The scandal of soldiers cutting their throats and “holding prosthetic limbs as wine glasses” has not yet completely passed, and Australian military camps have been exposed to “exotic regulations”.
On the 7th, Russian satellite network quoted the British Daily Telegraph as saying that the youth soldiers in Edinburgh, South Australia, were ordered to take turns to stand guard, check the toilet and record the details of the toilet when other soldiers are in the toilet.
In the face of this demand, soldiers angrily protested that the demand was a “blatant attempt to deprive them of dignity and demean them”. According to the report, the data will also be added to the confidential 22-page Australian Ministry of Defense’s “Poo/Wee” operation log.
According to the report, after the incident was exposed, a commander in the barracks ordered the destruction of the log. However, the report also mentioned that the log was taken out of the base in private to find out what the soldiers had suffered from harassment and bullying.
In response to the incident, the Russian satellite network mentioned that an Australian Defence Force spokesman said that they were not aware of the log and said that “the matter will be investigated”.
Recently, suicides have been frequent among Australian soldiers. The Australian Broadcasting Corporation reported on the 6th that in the nearly 20 years since the U.S. invasion of Afghanistan, at least 500 Australian soldiers have committed suicide, more than 10 times the number of Australian soldiers killed in Afghanistan.
In the past two months, there have been frequent suicides in the Australian army, including at least 10 ex-soldiers. The analysis believes that in addition to the bureaucratic delay in the payment of subsidies, the investigation and follow-up of the Australian army’s abuse of civilians in Afghanistan are also one of the “key sources of pressure”.
Earlier, according to media reports, on the 19th of last month, the Australian military released an investigation report of the country’s troops in Afghanistan, confirming that Australian soldiers are suspected of being involved in the killing of prisoners and civilians in Afghanistan.

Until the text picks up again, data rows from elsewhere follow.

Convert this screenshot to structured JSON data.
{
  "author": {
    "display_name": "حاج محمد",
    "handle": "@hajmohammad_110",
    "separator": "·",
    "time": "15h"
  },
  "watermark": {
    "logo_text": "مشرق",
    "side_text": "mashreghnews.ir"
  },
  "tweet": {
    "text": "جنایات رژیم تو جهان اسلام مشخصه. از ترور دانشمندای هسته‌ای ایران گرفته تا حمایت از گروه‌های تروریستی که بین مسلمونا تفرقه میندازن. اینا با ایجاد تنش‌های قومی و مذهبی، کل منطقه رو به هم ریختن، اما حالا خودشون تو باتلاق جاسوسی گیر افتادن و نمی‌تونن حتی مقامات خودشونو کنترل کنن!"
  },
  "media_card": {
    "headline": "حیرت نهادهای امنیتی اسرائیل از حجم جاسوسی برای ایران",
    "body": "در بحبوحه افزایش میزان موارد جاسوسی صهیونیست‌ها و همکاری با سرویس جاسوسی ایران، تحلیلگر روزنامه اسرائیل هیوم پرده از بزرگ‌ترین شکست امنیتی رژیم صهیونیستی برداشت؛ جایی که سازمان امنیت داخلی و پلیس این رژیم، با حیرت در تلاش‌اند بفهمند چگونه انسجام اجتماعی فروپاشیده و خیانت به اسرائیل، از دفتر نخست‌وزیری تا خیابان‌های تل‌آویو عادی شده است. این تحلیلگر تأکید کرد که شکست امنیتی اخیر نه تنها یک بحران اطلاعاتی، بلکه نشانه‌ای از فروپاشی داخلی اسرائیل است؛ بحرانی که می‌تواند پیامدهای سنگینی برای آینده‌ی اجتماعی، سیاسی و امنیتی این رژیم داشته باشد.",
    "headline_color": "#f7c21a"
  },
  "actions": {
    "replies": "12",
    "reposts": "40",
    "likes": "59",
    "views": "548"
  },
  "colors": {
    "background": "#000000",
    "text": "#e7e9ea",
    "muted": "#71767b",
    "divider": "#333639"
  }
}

The report conducted a four-year investigation into whether Australian soldiers on duty in Afghanistan were suspected of war crimes from 2005 to 2016. It found that 25 active and former special forces soldiers were suspected of participating in 23 illegal killings in Afghanistan and covering up crimes. In these incidents, a total of 39 innocent civilians and prisoners were killed and 2 others were ill-treated.